By Chris Lane
By Jeff Balke
By Aaron Reiss
By Angelica Leicht
By Dianna Wray
By Aaron Reiss
By Camilo Smith
By Craig Malisow
The past week brought a trifecta of opportunities for the paper to choose Goofus over Gallant, and each time our favorite daily turned away from the Dark Side.
The first, and most expected, incident came with the announcement that executive editor Tony Pederson was leaving after 28 years at the Chron. Many had been anticipating the move, despite happy-talk denials from 801 Texas, ever since Hearst passed over the veteran by naming outsider Jeff Cohen as the paper's new editor last May.
Cohen was nice, as tradition dictates, in his memo to staffers revealing the news that Pederson "has decided to embark on a career change." (Pederson says he will teach and "open a consulting practice," Cohen wrote.)
But you could read War and Peace through the lines -- Pederson apparently doesn't need to be replaced. "My intention for the immediate future is not to name a new executive editor," Cohen wrote. "The top priorities remain hiring new department heads in business and features. After that, I will settle on a management structure that works best for the Chronicle and me."
Geez, that's quite a memo: We'll miss ya, Tony!

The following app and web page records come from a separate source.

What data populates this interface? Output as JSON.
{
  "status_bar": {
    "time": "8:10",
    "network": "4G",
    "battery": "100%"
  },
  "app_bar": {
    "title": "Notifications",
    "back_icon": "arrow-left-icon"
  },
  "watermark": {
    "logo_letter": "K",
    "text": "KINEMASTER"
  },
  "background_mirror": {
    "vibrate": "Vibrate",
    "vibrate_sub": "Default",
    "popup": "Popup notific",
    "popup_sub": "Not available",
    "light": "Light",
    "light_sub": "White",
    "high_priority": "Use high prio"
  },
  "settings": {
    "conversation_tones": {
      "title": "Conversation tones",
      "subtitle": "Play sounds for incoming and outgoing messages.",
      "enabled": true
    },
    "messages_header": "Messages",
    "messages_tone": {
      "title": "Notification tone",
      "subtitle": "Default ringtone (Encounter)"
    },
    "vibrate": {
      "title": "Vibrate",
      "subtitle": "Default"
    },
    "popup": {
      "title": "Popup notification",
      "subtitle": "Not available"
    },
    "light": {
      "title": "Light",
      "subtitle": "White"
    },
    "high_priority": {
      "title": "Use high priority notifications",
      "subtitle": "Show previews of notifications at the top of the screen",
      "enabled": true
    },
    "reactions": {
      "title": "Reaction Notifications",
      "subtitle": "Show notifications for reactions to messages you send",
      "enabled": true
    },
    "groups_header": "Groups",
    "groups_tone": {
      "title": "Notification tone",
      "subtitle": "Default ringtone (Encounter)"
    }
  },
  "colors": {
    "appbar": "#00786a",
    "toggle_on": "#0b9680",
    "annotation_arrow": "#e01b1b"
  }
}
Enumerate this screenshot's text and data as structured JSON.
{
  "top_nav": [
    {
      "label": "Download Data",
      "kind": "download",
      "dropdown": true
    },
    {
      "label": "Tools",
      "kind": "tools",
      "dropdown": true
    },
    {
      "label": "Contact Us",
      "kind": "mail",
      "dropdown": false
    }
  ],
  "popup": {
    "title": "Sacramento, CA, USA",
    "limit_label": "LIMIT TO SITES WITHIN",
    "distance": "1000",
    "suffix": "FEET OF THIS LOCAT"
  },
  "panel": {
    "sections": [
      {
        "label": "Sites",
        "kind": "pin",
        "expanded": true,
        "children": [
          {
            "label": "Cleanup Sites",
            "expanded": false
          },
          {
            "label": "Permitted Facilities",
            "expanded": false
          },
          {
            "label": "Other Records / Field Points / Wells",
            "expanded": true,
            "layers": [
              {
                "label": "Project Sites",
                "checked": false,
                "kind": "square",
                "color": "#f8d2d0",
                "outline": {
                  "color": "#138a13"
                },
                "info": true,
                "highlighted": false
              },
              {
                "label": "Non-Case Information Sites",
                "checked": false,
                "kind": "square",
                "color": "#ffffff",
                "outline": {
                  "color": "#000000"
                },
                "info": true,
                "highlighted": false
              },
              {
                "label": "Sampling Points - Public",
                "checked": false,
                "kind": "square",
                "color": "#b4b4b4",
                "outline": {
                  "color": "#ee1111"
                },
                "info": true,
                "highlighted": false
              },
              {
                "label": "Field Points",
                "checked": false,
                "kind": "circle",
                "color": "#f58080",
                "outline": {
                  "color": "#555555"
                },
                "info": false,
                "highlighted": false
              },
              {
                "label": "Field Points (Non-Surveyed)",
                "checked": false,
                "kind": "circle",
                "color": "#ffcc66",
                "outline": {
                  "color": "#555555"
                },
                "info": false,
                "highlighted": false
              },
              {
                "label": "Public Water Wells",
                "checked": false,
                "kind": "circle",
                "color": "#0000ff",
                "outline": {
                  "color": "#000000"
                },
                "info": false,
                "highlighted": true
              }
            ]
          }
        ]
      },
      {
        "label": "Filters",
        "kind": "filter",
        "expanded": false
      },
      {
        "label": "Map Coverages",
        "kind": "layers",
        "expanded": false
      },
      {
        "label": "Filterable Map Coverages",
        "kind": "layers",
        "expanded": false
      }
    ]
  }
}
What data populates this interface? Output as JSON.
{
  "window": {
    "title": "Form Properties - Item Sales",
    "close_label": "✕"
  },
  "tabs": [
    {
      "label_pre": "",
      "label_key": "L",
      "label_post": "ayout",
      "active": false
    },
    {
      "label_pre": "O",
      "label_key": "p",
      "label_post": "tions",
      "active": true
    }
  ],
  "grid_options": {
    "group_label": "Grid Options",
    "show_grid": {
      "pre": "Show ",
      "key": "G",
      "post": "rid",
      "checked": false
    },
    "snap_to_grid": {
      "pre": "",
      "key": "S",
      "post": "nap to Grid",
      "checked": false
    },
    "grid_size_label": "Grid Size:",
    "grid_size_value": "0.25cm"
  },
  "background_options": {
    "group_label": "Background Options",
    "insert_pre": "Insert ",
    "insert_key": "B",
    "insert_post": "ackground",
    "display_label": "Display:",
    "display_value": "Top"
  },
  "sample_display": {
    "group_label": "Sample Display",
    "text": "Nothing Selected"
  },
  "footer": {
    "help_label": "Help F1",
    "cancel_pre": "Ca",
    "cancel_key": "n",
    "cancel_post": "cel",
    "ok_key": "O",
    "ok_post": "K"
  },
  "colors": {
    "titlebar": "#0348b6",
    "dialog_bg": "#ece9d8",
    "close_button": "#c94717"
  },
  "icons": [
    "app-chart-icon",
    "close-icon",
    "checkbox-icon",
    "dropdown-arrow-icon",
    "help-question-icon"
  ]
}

And whatever it was you were doing.
The second example of leftover holiday cheer came with the entertaining tape of Seabrook's mayor pro tem imploding to the police after they pulled her over for a traffic stop. (How often do you get to hear a city councilmember refer to colleagues as "white trash"?)
The tape made the media rounds, including the Chron, which quoted from what it called "expletive-laden conversations" in its inimitable style. "Well, listen, hillbilly" was one excerpt; another quote was printed like this: "(Cursing). I want to talk to Nona right now." ("Nona" is Seabrook police chief Nona Holomon.)
No (cursing) sensibilities offended there, to be sure. But the Chronicle's Web page linked to Channel 11's story on the matter, which included its own transcript: "F--k you. I want to talk to Nona right now," it read, along with "Listen, you f--ing hillbilly."
Heavens. Lord knows we are never going on to that World Wide Web again, what with all the vulgarity on those awful "Web sites" we've heard about, like www.chron.com.
Finally, there was society columnist Shelby Hodge's heartwarming January 6 take on former city councilman Rob Todd's marriage proposal to Susan Sanders. "In a totally romantic tradition," Hodge wrote, "Todd pens a note to Sanders on the wine cork whenever they dine out." This time, the note was a proposal.
Awwww. Left unsaid was the ugly but fun backstory: Sanders used to be married to current Councilman Bert Keller. While Keller and Todd were council colleagues two years ago, Todd used his city cell phone to make hundreds of calls to Keller's wife, including a flurry of calls surrounding the time Sanders appeared publicly with Keller after his DWI arrest (see "Rob Todd Unredacted," by Tim Fleck, December 7, 2000).
Somehow the Chronicle has never thought the cell-phone shenanigans of the still-politically active Todd, who was a Clinton-bashing "family values" moralist during his council term, were ever worth reporting.
It's not like Hodge can't be snarky -- when liberal U.S. Representative Sheila Jackson Lee allegedly offended the royal personage of the queen of Thailand a few months ago, Hodge was outraged in print. (Some of us were just outraged to learn that Thailand still has globe-trotting, pampered "royalty.")
Keller shares a young son with his ex-wife and hopes to keep things civil, but he did take note of Hodge's uplifting item. "It sounded like kind of a nice, romantic way to get [engaged]," he said. "But I don't think most people would want to publicize in the newspaper how they got engaged -- maybe they went a little bit overboard on that."
Overboard? They were just swept up in the Chronicle's tidal wave of niceness.
If you sat through CBS's January 5 movie about Enron (a corporation that was apparently headquartered nowhere near Houston), you probably stayed for that night's late news on Channel 11 -- despite, not because, KHOU endlessly promoted a predictably tepid look behind the scenes at the making of the movie.
The lead story that night was an apparently groundbreaking look at a "Security Loophole" at Houston's airports. With the word "Exclusive" bannered prominently throughout the piece, reporter Jeremy Desel outlined how one of the big players in the company who won the new concessions contract for the airport had pleaded guilty in 1998 to four felony counts of shielding and harboring undocumented workers.
Viewers were breathlessly told that the guilty plea raised security concerns, and such a discovery was thanks to the exclusive work of KHOU.
It was exclusive, if you're just counting stories done in 2003. Houston Press reporter Tim Fleck ably covered the controversy in November.
New year, new slate, we guess.